He has to weigh it up against his mental health, he says.  Because not being able to run would affect that.  A recent convert of cognitive behavioural therapy, he had a few sessions and now believes himself cured of irrationally intense mood-swings, more able to handle his depression – for which he has taken medication for many years.  Therefore he runs for his mental health, and because he enjoys the company and camaraderie of his running clubs.  And to hell with his slowly crumbling spine.

I didn’t speak much of my own acute pain and how I’m a little hacked off to know I’ll probably have to suffer it for several weeks a year, and I’m half a lifetime younger than him.  He didn’t seem all that interested.  But he never seems all that interested in me, which still hurts a little.

Later on in the week my girlfriend changed her profile picture on her Facebook account.  My Dad was quick to click a Like.  This irked me because my Dad never ‘Likes’ anything I do on Facebook, and I do a lot on Facebook – mostly to promote a business interest.  While I realise it’s a relatively banal thing to be annoyed about, the irritation hung about and I began unpacking and possibly over-thinking it.

Dad had a terrible relationship with his father.  His old man was a bit of a depressive lunatic so he left home as soon as possible, aged 15.  An only child, my Dad is not a natural with kids – although my brother, who has a couple, says he is improving.

Growing up, my older brother had what appeared to be in-built self-belief.  He knew he was great and smarter than the rest of the kids and would succeed.  My parents’ only other kid, a couple of years younger, I didn’t.  I never felt encouraged, particularly by my Dad – which I think is a key job of a dad, I never had much belief.

Seeing my Dad like my girlfriend’s photo, knowing he encourages and supports other people in his running club, remembering his utter disinterest about my back pain, I think: what about me, Dad?

Maybe it comes down to his early conditioning that the father-son relationship is built on one-upmanship and competition.  But I don’t want to compete with him.

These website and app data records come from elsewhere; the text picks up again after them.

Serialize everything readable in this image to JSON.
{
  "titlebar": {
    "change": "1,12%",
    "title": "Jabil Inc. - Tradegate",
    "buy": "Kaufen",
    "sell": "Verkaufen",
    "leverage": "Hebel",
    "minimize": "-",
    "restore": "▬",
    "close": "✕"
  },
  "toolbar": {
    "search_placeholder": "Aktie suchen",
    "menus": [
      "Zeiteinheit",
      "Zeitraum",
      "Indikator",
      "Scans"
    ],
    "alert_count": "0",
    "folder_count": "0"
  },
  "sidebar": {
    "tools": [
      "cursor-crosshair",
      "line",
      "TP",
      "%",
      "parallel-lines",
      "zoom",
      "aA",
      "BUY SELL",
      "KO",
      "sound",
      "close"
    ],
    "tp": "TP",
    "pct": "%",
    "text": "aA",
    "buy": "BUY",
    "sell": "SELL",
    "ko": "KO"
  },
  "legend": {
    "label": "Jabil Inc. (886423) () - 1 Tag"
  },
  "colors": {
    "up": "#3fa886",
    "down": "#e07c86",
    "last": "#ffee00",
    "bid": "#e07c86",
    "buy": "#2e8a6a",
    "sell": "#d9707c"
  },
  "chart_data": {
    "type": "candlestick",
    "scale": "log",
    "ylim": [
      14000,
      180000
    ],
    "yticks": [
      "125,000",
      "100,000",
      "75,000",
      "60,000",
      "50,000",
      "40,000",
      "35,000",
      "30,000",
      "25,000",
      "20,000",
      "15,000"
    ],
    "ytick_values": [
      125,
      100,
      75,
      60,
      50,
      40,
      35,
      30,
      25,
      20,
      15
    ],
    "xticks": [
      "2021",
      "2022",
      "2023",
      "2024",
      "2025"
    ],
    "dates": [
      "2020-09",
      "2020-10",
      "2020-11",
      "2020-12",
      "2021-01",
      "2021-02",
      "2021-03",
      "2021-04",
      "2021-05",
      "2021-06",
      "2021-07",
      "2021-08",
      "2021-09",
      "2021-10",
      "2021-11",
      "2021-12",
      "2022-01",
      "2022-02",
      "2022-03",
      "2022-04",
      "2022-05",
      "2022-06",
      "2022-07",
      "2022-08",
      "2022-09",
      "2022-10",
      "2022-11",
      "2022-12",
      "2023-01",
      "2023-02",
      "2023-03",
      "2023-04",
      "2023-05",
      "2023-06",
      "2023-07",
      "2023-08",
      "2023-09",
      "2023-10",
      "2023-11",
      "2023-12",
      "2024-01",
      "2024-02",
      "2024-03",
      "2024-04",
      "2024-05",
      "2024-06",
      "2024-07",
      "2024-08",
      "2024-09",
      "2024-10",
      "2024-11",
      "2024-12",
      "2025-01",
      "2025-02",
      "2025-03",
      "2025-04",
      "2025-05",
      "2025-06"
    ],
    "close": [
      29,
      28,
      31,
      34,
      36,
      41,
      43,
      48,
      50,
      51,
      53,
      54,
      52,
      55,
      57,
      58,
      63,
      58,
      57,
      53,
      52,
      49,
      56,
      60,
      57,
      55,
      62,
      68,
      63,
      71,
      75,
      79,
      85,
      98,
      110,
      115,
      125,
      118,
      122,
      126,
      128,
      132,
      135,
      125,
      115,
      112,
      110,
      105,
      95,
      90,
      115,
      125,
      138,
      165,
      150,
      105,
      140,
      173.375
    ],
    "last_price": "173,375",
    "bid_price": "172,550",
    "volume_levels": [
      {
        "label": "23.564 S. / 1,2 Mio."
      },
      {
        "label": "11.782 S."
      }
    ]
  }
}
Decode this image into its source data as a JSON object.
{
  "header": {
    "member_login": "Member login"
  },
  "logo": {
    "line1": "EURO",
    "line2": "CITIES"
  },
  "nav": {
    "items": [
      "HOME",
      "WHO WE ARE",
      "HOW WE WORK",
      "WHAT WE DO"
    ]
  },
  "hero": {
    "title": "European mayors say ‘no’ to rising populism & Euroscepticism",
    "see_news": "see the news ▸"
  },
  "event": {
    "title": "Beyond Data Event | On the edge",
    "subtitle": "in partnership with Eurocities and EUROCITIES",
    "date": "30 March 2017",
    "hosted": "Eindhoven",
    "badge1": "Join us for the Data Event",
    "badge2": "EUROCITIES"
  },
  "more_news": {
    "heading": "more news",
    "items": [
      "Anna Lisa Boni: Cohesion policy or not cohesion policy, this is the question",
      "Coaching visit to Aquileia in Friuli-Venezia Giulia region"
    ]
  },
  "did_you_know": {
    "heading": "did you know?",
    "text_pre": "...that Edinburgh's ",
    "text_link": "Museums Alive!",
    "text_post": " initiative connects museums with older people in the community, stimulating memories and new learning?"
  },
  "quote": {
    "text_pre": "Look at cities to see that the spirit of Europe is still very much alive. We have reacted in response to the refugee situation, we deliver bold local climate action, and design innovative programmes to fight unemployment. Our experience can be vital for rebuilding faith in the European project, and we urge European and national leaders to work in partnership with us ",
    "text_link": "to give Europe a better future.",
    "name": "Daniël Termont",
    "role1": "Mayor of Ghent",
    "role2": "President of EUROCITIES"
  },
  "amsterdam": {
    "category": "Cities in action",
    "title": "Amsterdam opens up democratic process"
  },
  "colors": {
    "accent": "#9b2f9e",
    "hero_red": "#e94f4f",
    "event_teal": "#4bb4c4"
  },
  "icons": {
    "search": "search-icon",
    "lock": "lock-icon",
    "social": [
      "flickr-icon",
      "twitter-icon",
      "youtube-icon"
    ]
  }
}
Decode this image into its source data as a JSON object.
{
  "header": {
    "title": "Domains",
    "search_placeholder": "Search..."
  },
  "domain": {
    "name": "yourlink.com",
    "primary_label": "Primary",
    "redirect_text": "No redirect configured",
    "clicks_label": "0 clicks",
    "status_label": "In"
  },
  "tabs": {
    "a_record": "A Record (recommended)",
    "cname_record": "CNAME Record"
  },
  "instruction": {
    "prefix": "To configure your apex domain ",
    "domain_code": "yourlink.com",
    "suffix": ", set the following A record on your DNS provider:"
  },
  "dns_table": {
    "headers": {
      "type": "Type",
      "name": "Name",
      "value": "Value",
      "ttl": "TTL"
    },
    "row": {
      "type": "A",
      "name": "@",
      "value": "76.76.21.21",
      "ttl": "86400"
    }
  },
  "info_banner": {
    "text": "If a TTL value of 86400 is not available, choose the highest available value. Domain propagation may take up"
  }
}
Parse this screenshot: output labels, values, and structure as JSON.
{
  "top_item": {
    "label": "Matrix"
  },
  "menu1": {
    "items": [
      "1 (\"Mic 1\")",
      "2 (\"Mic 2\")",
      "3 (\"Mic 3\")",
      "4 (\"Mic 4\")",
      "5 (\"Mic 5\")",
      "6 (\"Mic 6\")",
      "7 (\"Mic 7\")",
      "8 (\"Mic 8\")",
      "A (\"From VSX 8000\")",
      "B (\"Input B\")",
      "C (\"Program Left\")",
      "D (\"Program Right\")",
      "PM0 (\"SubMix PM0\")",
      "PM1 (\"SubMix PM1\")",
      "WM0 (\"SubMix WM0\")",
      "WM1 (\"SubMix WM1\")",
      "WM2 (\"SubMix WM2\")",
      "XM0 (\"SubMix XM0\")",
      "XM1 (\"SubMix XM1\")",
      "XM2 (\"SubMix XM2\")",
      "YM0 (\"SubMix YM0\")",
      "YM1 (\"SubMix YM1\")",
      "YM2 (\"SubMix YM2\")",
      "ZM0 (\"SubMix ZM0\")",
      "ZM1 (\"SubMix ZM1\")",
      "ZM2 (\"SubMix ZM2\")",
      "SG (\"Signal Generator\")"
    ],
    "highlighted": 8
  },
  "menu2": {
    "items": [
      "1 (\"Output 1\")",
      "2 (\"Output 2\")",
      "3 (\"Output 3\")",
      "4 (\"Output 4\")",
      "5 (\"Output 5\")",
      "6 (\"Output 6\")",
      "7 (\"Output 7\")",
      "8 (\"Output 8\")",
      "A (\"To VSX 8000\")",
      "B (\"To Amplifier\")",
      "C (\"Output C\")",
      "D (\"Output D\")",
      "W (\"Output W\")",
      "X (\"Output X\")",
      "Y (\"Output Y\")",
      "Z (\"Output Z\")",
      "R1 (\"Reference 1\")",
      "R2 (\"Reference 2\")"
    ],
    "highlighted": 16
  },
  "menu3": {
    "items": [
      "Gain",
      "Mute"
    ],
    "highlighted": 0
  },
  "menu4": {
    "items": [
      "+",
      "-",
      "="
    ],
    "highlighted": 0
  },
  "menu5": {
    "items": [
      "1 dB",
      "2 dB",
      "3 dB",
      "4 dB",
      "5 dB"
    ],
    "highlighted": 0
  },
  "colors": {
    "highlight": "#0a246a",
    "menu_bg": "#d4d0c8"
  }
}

I’m not great at competition.  I want him to be on my side, dammit.  He’s my Dad.  I want us to be mates.  I want him to back me, recognise me, endorse me, be proud of me, or at the very least pay some genuine fucking interest.  Not fall into the introspective world of self-interest which marks many a depressive.  I know he doesn’t live exclusively in that place because he’s more than happy to support others.

Would I ever talk to him about it?  My girlfriend asked this when I expressed this frustration.  I don’t know if there would be any point.  Is he really able to change?  It’s probably an unconscious thing.  Maybe he does envy me in a quite basic way – although fuck knows what I really have to envy.  Would it more likely cause upset and unrest at this stage of life, when it’s something that, perhaps at 32, I should just accept?